[Opening DATA SUPPLIED section]
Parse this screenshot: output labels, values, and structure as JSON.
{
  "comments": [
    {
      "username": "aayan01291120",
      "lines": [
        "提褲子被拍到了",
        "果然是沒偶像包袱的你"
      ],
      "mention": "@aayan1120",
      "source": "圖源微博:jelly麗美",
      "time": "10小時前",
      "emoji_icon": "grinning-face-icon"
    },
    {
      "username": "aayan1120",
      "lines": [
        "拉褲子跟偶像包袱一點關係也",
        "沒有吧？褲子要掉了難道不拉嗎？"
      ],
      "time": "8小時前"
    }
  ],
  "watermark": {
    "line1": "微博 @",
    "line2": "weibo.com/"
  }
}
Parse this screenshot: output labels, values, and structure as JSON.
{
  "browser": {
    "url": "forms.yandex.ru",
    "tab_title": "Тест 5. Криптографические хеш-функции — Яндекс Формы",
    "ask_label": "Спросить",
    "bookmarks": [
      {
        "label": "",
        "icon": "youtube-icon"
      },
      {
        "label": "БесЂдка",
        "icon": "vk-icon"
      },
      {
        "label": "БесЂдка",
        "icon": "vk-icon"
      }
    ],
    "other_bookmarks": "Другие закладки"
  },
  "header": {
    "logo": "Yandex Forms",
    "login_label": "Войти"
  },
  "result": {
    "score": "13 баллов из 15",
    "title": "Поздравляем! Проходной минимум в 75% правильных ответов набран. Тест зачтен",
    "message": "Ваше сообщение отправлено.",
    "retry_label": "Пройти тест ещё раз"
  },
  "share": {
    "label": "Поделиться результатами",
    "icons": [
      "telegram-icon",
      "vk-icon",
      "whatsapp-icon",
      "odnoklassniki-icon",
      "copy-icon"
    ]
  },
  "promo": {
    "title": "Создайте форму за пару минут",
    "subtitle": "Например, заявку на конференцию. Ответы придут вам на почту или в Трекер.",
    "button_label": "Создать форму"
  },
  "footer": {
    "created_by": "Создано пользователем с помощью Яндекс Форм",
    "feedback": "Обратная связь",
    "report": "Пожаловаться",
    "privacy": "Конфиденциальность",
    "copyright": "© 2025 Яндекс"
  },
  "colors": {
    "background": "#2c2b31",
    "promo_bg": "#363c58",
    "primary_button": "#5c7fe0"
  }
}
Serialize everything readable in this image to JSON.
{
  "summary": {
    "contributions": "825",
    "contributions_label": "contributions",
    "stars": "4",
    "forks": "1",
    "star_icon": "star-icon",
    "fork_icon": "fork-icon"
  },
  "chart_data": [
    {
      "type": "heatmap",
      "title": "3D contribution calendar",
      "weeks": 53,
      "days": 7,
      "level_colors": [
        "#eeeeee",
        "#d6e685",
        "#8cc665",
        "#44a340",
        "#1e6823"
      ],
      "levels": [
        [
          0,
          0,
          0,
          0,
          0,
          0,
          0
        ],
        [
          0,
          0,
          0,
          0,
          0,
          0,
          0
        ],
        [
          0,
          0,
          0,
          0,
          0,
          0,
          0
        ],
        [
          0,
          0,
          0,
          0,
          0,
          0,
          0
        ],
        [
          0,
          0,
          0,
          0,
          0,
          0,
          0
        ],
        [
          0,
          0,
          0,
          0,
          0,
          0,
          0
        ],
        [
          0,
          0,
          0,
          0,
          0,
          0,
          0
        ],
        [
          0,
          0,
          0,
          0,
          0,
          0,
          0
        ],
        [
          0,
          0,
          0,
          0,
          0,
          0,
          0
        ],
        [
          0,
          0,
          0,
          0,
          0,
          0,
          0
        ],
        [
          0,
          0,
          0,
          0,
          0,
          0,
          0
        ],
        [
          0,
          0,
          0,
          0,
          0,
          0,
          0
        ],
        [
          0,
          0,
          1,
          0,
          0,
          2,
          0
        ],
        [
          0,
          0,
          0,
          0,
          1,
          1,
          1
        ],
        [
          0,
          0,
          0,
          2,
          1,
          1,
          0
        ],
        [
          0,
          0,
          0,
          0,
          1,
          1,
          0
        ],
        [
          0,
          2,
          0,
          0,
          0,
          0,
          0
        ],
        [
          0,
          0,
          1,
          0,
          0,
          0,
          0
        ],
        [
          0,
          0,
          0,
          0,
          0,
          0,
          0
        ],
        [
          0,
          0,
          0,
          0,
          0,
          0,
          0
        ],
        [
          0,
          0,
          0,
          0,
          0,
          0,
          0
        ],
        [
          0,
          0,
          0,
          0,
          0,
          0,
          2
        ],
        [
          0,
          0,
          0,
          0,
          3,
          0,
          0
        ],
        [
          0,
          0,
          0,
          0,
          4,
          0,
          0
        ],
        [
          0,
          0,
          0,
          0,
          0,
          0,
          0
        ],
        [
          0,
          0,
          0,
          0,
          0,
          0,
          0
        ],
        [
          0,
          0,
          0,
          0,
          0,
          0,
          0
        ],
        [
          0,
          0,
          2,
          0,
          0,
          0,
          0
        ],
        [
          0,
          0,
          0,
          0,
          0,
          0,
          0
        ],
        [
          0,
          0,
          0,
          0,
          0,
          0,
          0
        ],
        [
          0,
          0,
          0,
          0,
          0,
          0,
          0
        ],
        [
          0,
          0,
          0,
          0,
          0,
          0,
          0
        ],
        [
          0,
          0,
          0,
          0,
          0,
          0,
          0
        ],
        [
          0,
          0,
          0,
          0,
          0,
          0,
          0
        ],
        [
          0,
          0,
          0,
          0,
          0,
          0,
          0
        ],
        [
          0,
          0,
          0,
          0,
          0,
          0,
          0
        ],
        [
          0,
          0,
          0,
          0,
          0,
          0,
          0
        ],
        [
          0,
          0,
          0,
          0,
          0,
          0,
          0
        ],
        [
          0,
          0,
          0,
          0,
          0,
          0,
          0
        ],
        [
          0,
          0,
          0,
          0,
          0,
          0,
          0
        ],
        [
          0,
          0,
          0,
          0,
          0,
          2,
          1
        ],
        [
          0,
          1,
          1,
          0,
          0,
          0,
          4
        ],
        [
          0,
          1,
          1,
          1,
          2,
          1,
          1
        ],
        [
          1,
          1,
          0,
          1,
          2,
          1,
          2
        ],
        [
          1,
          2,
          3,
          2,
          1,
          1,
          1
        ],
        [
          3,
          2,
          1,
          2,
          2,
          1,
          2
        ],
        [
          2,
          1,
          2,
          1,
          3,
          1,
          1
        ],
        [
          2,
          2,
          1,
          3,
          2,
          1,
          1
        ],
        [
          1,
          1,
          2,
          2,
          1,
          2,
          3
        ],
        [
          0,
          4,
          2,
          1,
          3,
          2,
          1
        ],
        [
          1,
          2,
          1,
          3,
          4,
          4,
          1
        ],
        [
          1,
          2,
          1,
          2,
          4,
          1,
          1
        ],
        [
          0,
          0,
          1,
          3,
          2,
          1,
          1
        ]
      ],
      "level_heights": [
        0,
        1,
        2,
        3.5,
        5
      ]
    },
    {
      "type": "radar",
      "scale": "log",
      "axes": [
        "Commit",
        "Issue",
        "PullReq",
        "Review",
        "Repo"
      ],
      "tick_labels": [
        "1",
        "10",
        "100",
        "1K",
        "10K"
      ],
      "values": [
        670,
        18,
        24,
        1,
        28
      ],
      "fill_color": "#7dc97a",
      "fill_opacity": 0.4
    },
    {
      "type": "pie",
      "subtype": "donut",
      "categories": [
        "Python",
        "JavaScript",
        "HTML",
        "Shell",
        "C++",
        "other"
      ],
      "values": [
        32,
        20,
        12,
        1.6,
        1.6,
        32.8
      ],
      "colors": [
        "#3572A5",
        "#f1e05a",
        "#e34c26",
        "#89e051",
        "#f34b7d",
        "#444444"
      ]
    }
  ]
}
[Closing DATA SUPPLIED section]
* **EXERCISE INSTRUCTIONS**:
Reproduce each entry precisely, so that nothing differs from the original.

* **TASK OUTPUT**:
Parse this screenshot: output labels, values, and structure as JSON.
{
  "comments": [
    {
      "username": "aayan01291120",
      "lines": [
        "提褲子被拍到了",
        "果然是沒偶像包袱的你"
      ],
      "mention": "@aayan1120",
      "source": "圖源微博:jelly麗美",
      "time": "10小時前",
      "emoji_icon": "grinning-face-icon"
    },
    {
      "username": "aayan1120",
      "lines": [
        "拉褲子跟偶像包袱一點關係也",
        "沒有吧？褲子要掉了難道不拉嗎？"
      ],
      "time": "8小時前"
    }
  ],
  "watermark": {
    "line1": "微博 @",
    "line2": "weibo.com/"
  }
}
Parse this screenshot: output labels, values, and structure as JSON.
{
  "browser": {
    "url": "forms.yandex.ru",
    "tab_title": "Тест 5. Криптографические хеш-функции — Яндекс Формы",
    "ask_label": "Спросить",
    "bookmarks": [
      {
        "label": "",
        "icon": "youtube-icon"
      },
      {
        "label": "БесЂдка",
        "icon": "vk-icon"
      },
      {
        "label": "БесЂдка",
        "icon": "vk-icon"
      }
    ],
    "other_bookmarks": "Другие закладки"
  },
  "header": {
    "logo": "Yandex Forms",
    "login_label": "Войти"
  },
  "result": {
    "score": "13 баллов из 15",
    "title": "Поздравляем! Проходной минимум в 75% правильных ответов набран. Тест зачтен",
    "message": "Ваше сообщение отправлено.",
    "retry_label": "Пройти тест ещё раз"
  },
  "share": {
    "label": "Поделиться результатами",
    "icons": [
      "telegram-icon",
      "vk-icon",
      "whatsapp-icon",
      "odnoklassniki-icon",
      "copy-icon"
    ]
  },
  "promo": {
    "title": "Создайте форму за пару минут",
    "subtitle": "Например, заявку на конференцию. Ответы придут вам на почту или в Трекер.",
    "button_label": "Создать форму"
  },
  "footer": {
    "created_by": "Создано пользователем с помощью Яндекс Форм",
    "feedback": "Обратная связь",
    "report": "Пожаловаться",
    "privacy": "Конфиденциальность",
    "copyright": "© 2025 Яндекс"
  },
  "colors": {
    "background": "#2c2b31",
    "promo_bg": "#363c58",
    "primary_button": "#5c7fe0"
  }
}
Serialize everything readable in this image to JSON.
{
  "summary": {
    "contributions": "825",
    "contributions_label": "contributions",
    "stars": "4",
    "forks": "1",
    "star_icon": "star-icon",
    "fork_icon": "fork-icon"
  },
  "chart_data": [
    {
      "type": "heatmap",
      "title": "3D contribution calendar",
      "weeks": 53,
      "days": 7,
      "level_colors": [
        "#eeeeee",
        "#d6e685",
        "#8cc665",
        "#44a340",
        "#1e6823"
      ],
      "levels": [
        [
          0,
          0,
          0,
          0,
          0,
          0,
          0
        ],
        [
          0,
          0,
          0,
          0,
          0,
          0,
          0
        ],
        [
          0,
          0,
          0,
          0,
          0,
          0,
          0
        ],
        [
          0,
          0,
          0,
          0,
          0,
          0,
          0
        ],
        [
          0,
          0,
          0,
          0,
          0,
          0,
          0
        ],
        [
          0,
          0,
          0,
          0,
          0,
          0,
          0
        ],
        [
          0,
          0,
          0,
          0,
          0,
          0,
          0
        ],
        [
          0,
          0,
          0,
          0,
          0,
          0,
          0
        ],
        [
          0,
          0,
          0,
          0,
          0,
          0,
          0
        ],
        [
          0,
          0,
          0,
          0,
          0,
          0,
          0
        ],
        [
          0,
          0,
          0,
          0,
          0,
          0,
          0
        ],
        [
          0,
          0,
          0,
          0,
          0,
          0,
          0
        ],
        [
          0,
          0,
          1,
          0,
          0,
          2,
          0
        ],
        [
          0,
          0,
          0,
          0,
          1,
          1,
          1
        ],
        [
          0,
          0,
          0,
          2,
          1,
          1,
          0
        ],
        [
          0,
          0,
          0,
          0,
          1,
          1,
          0
        ],
        [
          0,
          2,
          0,
          0,
          0,
          0,
          0
        ],
        [
          0,
          0,
          1,
          0,
          0,
          0,
          0
        ],
        [
          0,
          0,
          0,
          0,
          0,
          0,
          0
        ],
        [
          0,
          0,
          0,
          0,
          0,
          0,
          0
        ],
        [
          0,
          0,
          0,
          0,
          0,
          0,
          0
        ],
        [
          0,
          0,
          0,
          0,
          0,
          0,
          2
        ],
        [
          0,
          0,
          0,
          0,
          3,
          0,
          0
        ],
        [
          0,
          0,
          0,
          0,
          4,
          0,
          0
        ],
        [
          0,
          0,
          0,
          0,
          0,
          0,
          0
        ],
        [
          0,
          0,
          0,
          0,
          0,
          0,
          0
        ],
        [
          0,
          0,
          0,
          0,
          0,
          0,
          0
        ],
        [
          0,
          0,
          2,
          0,
          0,
          0,
          0
        ],
        [
          0,
          0,
          0,
          0,
          0,
          0,
          0
        ],
        [
          0,
          0,
          0,
          0,
          0,
          0,
          0
        ],
        [
          0,
          0,
          0,
          0,
          0,
          0,
          0
        ],
        [
          0,
          0,
          0,
          0,
          0,
          0,
          0
        ],
        [
          0,
          0,
          0,
          0,
          0,
          0,
          0
        ],
        [
          0,
          0,
          0,
          0,
          0,
          0,
          0
        ],
        [
          0,
          0,
          0,
          0,
          0,
          0,
          0
        ],
        [
          0,
          0,
          0,
          0,
          0,
          0,
          0
        ],
        [
          0,
          0,
          0,
          0,
          0,
          0,
          0
        ],
        [
          0,
          0,
          0,
          0,
          0,
          0,
          0
        ],
        [
          0,
          0,
          0,
          0,
          0,
          0,
          0
        ],
        [
          0,
          0,
          0,
          0,
          0,
          0,
          0
        ],
        [
          0,
          0,
          0,
          0,
          0,
          2,
          1
        ],
        [
          0,
          1,
          1,
          0,
          0,
          0,
          4
        ],
        [
          0,
          1,
          1,
          1,
          2,
          1,
          1
        ],
        [
          1,
          1,
          0,
          1,
          2,
          1,
          2
        ],
        [
          1,
          2,
          3,
          2,
          1,
          1,
          1
        ],
        [
          3,
          2,
          1,
          2,
          2,
          1,
          2
        ],
        [
          2,
          1,
          2,
          1,
          3,
          1,
          1
        ],
        [
          2,
          2,
          1,
          3,
          2,
          1,
          1
        ],
        [
          1,
          1,
          2,
          2,
          1,
          2,
          3
        ],
        [
          0,
          4,
          2,
          1,
          3,
          2,
          1
        ],
        [
          1,
          2,
          1,
          3,
          4,
          4,
          1
        ],
        [
          1,
          2,
          1,
          2,
          4,
          1,
          1
        ],
        [
          0,
          0,
          1,
          3,
          2,
          1,
          1
        ]
      ],
      "level_heights": [
        0,
        1,
        2,
        3.5,
        5
      ]
    },
    {
      "type": "radar",
      "scale": "log",
      "axes": [
        "Commit",
        "Issue",
        "PullReq",
        "Review",
        "Repo"
      ],
      "tick_labels": [
        "1",
        "10",
        "100",
        "1K",
        "10K"
      ],
      "values": [
        670,
        18,
        24,
        1,
        28
      ],
      "fill_color": "#7dc97a",
      "fill_opacity": 0.4
    },
    {
      "type": "pie",
      "subtype": "donut",
      "categories": [
        "Python",
        "JavaScript",
        "HTML",
        "Shell",
        "C++",
        "other"
      ],
      "values": [
        32,
        20,
        12,
        1.6,
        1.6,
        32.8
      ],
      "colors": [
        "#3572A5",
        "#f1e05a",
        "#e34c26",
        "#89e051",
        "#f34b7d",
        "#444444"
      ]
    }
  ]
}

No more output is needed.